Detroit demolition program back in business after being halted amid corruption allegations

Posted at 5:30 PM, Oct 17, 2016
and last updated 2016-10-17 17:30:47-04

A major part of Detroit’s blight and demolition program is back in business this week, but this hasn’t been easy, with allegations of corruption and collusion in the city’s use of tens millions of dollars in federal grants.

There have been months of investigations.

The demolition restart will only happen with new state oversight, right on site.

It was shut down for weeks to get the mess cleaned up.

The state shut down the Detroit demolition program in August with what are called Hardest Hit Funds federal grants.

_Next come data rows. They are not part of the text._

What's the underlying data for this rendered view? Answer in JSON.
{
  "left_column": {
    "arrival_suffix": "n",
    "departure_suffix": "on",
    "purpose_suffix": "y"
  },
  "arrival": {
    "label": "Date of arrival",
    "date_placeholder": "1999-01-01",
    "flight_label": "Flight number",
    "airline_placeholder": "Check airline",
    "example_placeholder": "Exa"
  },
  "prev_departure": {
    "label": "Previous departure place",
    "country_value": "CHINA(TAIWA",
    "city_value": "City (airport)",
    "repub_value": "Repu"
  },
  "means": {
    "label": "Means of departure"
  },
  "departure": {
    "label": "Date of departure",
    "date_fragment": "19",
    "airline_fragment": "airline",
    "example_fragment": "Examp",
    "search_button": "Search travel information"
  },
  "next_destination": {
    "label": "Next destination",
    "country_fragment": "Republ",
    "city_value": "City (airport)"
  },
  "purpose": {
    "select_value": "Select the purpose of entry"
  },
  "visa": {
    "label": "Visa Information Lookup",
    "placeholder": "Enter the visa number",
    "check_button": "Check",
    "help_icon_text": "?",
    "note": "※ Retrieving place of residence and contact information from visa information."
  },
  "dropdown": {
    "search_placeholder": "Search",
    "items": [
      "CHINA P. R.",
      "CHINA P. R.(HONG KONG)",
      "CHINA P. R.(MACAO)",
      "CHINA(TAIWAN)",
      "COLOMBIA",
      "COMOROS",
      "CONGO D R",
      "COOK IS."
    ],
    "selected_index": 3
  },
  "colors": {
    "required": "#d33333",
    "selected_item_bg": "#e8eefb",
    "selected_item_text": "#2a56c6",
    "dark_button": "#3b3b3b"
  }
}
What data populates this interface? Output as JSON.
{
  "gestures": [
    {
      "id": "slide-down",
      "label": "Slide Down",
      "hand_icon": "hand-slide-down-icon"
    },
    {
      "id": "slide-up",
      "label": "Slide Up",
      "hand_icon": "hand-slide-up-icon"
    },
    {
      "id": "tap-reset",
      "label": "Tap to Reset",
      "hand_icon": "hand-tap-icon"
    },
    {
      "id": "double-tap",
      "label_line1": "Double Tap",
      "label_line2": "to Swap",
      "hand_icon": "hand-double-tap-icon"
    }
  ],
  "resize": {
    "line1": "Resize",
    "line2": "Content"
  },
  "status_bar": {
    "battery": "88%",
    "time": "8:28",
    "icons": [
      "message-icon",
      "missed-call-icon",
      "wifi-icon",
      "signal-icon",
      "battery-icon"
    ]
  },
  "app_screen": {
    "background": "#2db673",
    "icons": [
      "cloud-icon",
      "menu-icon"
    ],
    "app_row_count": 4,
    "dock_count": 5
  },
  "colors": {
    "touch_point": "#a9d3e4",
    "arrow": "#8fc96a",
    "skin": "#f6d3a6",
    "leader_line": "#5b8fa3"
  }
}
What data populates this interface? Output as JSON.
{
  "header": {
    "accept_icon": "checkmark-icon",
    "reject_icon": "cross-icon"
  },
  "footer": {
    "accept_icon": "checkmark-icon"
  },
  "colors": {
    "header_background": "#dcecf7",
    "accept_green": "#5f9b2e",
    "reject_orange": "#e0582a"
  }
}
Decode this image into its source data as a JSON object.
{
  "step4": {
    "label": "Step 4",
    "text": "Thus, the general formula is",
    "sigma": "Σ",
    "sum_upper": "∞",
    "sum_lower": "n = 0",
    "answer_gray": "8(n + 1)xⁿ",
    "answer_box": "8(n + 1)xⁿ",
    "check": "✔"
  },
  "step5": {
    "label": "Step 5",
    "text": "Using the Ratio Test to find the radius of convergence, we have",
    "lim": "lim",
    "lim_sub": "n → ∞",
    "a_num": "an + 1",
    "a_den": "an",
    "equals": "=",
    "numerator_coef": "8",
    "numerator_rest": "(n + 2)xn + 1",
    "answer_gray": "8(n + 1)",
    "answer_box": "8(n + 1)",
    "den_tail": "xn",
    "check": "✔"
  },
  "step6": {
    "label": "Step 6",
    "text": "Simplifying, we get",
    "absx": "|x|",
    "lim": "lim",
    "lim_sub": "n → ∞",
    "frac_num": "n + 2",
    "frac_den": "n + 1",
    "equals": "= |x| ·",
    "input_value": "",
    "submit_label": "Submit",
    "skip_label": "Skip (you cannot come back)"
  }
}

Two state housing officials will be on site, working with the Detroit Land Bank and Detroit Building Authority to watch over operations.

The state will conduct quality control audits.

Demolition contractors can only bid on up to 50 houses at a time.

Subcontractors must be disclosed and the mark up on their work is limited to 10%.

There were allegations the fix was in for contractors to get sweetheart deals.

Former consultant Barry Ellentuck was charged but found innocent of overbilling the city. He’s alleged tens of millions of dollars in corruption and collusion.

Mayor Duggan would not discuss any personnel changes or specifics in state and federal investigations that have been going on for a year.

The state and feds don’t discuss ongoing investigations.

The mayor says they’ve demolished more than 10,000 buildings over the last 3 years, most of those with those federal Hardest Hit Funds.

Twelve hundred homes are now on the list with this new money.